Speaking with Kelland Hutchence -- father of late INXS member Michael Hutchence -- about his son's life, death and posthumously released solo album, it's hard to gauge what's sadder, hearing the man grocery-list all the reasons the 37-year-old singer songwriter had to live, or fielding a request for a copy of this article for a scrapbook he's creating for his granddaughter.
As salacious speculation about the Australian rock icon's unexpected demise recedes into memory, the Hutchence family obviously hope to shift public awareness to Michael Hutchence the self-titled album, completed three years ago with producers Andy Gill and Danny Saber (Gang of Four and Black Grape, respectively) but shelved until February of this year.

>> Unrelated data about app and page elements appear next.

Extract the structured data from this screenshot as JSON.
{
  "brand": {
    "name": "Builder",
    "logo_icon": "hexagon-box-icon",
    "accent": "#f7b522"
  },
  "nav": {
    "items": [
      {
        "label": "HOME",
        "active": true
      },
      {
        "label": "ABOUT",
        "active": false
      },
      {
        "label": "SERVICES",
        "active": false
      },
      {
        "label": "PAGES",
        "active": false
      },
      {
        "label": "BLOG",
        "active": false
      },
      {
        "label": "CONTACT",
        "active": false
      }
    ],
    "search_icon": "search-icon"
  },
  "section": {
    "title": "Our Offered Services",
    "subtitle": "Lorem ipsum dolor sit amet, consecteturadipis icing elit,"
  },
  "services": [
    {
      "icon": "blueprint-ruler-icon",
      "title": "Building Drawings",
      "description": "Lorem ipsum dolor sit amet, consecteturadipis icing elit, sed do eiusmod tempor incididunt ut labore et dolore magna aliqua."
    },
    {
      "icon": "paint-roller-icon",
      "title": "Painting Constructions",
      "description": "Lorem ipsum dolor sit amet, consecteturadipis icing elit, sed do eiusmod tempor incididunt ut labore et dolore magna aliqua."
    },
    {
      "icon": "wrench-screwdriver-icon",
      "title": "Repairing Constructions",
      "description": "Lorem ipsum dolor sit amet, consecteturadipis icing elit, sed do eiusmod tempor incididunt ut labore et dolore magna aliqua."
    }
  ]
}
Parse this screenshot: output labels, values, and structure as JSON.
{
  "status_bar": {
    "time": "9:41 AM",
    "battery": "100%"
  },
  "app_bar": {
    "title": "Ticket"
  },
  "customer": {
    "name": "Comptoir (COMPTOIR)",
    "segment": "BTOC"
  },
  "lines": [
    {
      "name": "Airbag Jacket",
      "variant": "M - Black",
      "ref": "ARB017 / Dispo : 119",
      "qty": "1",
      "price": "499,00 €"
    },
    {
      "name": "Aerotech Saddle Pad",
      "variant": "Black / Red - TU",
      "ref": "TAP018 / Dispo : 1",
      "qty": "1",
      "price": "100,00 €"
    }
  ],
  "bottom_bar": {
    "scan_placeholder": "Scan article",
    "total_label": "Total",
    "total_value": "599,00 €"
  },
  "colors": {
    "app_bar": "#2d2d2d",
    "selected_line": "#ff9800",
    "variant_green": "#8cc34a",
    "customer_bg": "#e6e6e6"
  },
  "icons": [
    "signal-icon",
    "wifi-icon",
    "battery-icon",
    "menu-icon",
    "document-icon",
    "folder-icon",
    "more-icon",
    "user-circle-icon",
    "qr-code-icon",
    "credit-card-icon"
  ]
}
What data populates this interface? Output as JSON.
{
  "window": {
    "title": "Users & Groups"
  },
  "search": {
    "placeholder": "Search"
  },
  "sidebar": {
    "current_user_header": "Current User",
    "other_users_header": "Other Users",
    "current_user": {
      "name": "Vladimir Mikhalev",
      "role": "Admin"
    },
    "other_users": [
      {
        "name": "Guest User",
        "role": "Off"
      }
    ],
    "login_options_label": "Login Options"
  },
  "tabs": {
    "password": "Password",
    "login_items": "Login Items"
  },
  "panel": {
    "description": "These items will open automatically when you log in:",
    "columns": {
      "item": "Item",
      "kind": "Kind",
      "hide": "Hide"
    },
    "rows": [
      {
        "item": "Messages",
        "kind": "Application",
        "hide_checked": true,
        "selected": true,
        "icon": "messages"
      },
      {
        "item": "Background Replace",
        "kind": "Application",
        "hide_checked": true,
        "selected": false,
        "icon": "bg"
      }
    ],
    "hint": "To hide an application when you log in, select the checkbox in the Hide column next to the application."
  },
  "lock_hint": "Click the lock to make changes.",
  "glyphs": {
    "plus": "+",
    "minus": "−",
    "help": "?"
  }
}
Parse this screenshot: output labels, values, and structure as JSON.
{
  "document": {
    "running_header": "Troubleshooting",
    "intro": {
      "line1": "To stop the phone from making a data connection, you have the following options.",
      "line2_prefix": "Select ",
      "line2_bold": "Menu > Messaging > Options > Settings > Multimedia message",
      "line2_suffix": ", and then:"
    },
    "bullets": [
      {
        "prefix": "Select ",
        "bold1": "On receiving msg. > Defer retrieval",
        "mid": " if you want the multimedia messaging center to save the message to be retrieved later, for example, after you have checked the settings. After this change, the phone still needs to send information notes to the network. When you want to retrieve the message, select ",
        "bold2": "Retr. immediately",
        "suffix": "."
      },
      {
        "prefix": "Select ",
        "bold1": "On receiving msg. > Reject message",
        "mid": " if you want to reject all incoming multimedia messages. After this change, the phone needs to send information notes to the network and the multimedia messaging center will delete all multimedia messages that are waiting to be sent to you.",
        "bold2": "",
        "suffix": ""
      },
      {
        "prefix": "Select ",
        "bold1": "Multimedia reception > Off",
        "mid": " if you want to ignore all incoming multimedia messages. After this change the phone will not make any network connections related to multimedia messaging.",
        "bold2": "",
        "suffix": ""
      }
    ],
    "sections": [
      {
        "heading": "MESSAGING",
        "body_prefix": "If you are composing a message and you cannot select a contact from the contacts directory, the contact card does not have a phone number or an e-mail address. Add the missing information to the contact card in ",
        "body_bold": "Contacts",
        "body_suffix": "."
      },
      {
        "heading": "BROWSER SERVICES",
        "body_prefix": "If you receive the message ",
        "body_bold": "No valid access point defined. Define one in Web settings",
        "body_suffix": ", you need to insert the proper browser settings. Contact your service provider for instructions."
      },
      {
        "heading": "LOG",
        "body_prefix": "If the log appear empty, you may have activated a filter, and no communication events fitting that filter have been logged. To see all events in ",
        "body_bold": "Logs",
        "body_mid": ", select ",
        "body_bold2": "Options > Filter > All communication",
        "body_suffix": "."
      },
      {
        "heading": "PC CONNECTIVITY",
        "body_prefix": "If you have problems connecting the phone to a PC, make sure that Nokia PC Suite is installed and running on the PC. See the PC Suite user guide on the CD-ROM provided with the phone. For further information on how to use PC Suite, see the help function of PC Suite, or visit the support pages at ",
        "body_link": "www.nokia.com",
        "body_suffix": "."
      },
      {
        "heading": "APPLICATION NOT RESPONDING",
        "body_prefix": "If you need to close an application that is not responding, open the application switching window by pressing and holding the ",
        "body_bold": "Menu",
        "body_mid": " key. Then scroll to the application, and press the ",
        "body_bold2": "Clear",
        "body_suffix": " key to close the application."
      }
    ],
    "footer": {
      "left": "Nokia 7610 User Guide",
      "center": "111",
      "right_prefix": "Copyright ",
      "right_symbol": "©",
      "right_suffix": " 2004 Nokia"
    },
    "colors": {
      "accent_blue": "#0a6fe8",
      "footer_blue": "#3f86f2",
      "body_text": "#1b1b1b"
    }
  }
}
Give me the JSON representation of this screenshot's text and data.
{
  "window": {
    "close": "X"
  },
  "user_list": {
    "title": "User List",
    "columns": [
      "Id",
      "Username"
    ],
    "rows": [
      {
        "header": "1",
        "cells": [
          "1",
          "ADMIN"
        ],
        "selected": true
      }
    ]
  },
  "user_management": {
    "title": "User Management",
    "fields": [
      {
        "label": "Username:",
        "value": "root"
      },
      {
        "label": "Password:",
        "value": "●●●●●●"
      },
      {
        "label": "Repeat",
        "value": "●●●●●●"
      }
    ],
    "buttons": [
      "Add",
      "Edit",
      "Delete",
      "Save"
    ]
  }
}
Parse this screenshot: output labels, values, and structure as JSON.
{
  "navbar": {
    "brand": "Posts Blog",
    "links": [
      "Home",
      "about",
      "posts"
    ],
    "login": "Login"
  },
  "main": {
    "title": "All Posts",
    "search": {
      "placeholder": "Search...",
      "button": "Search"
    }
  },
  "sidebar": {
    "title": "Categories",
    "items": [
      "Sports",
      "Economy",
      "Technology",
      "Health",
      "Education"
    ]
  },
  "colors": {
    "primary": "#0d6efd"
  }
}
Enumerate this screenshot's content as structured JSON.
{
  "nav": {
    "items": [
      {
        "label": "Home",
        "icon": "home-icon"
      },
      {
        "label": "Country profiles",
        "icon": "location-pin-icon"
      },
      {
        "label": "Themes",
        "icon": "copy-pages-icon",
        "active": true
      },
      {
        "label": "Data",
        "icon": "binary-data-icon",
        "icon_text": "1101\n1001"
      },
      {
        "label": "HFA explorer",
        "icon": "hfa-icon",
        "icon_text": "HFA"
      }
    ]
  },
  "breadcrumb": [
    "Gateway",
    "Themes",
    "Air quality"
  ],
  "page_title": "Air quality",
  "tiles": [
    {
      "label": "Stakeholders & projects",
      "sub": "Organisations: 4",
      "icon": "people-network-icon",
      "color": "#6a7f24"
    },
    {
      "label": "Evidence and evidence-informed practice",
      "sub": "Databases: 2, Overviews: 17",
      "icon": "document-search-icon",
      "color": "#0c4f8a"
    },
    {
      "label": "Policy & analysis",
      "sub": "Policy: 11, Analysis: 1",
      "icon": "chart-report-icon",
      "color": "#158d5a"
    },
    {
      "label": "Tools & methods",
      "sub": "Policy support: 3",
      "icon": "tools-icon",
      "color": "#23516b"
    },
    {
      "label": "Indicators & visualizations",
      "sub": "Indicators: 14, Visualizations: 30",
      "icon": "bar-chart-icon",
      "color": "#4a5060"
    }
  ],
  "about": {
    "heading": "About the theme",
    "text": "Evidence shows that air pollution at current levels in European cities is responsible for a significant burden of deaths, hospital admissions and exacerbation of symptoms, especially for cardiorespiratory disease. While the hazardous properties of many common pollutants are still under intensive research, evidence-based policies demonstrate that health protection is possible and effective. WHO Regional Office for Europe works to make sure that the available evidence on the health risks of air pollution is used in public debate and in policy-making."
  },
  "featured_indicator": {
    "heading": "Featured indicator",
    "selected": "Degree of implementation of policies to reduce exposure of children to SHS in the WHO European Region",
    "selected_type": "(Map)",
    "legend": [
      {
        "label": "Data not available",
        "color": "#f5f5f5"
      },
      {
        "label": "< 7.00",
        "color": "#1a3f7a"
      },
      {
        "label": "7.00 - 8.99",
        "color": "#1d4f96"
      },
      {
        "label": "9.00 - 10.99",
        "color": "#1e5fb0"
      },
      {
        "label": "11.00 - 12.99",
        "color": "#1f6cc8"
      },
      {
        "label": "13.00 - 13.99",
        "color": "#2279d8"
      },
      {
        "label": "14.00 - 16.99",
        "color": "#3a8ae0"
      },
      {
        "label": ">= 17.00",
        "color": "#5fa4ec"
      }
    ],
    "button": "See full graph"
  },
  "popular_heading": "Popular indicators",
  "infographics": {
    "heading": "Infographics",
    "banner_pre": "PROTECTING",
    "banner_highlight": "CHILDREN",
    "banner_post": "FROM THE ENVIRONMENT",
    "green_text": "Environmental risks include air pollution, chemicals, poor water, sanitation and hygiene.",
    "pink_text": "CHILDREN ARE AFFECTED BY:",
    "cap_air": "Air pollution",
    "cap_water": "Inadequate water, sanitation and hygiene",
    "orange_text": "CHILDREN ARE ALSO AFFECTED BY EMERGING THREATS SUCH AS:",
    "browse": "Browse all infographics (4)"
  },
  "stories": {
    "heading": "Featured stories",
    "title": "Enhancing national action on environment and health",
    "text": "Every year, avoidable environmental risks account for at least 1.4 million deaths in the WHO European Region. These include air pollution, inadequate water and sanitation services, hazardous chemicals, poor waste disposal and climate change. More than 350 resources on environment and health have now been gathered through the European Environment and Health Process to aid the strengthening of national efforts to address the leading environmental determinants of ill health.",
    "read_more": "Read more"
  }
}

That the disc was almost finished by Michael Hutchence's standards before his death makes it a more credible tribute than, say, the baseless demo roundup Sketches For My Sweetheart The Drunk that commemorated the late Jeff Buckley.
It still offers no clear perspective on exactly what happened in that suite at the Double Bay Ritz Carlton on 22 November 1997.
Necessary album "V2 asked me to help promote the record, and I felt it was the least I could do," Hutchence offers from his Sydney home. "I feel the record should be heard. I suppose I'm biased, but I think the record is a wonderful tribute to Michael.
"He slogged for three years on it to get everything right, and it's a tragedy that it's the only one we're going to have. This really is the greatest memorial to him."
It's also eerie as hell. While the music is straightforward enough -- moody, midnight pop/rock with an ambient studio wash -- the lyrics, though presumably written in a different context, appear to speak to the album's post-Hutchence arrival.
Refrains like "I just want to slide away and come alive again," and "Don't save me from myself" leap forward with a spooky prescience that would seem to support a suicide theory over death by misadventure.
"People have mentioned that to me," Kelland Hutchence allows. "I can only say that I don't think Michael had any plan to leave us while writing this music. That said, he was going through some pretty tough times. He had his lovely little daughter, Tiger Lily, and there was a lot of drama going on with Paula (Yates, the mother of Michael's daughter) and the courts, and Michael tried to be the saviour. He tried to right a lot of wrongs.
"He was also very occupied in trying to get this solo music out, but he was still touring with INXS. I mean, the pressures were pretty strong. I don't think we realized how much pressure he was under. But it just pushed him to the edge, and our poor, darling boy fell off."
As for the future of INXS, Hutchence says he's fine if the group chooses to carry on with a new singer, providing it's not a Michael Hutchence clone. But it's a prospect that seems unlikely given the band's waning fortunes in the past few years.
Touching tributes Hutchence also makes a point of noting the kind wishes that have poured in from both music-world types and fans via the comprehensive and touching family-run memorial Web site (www.michaelhutchence.org).
But the troubling questions linger.
"Mike was lined up for a small part in a Quentin Tarantino movie, which is yet another thing that makes you scratch your head and wonder," Hutchence sighs. "He was so anxious to get back to L.A. to work as an actor, and I really think it would have been the start of a new career.
"I don't know. I have to pinch myself every now and again to remind myself that he's really gone."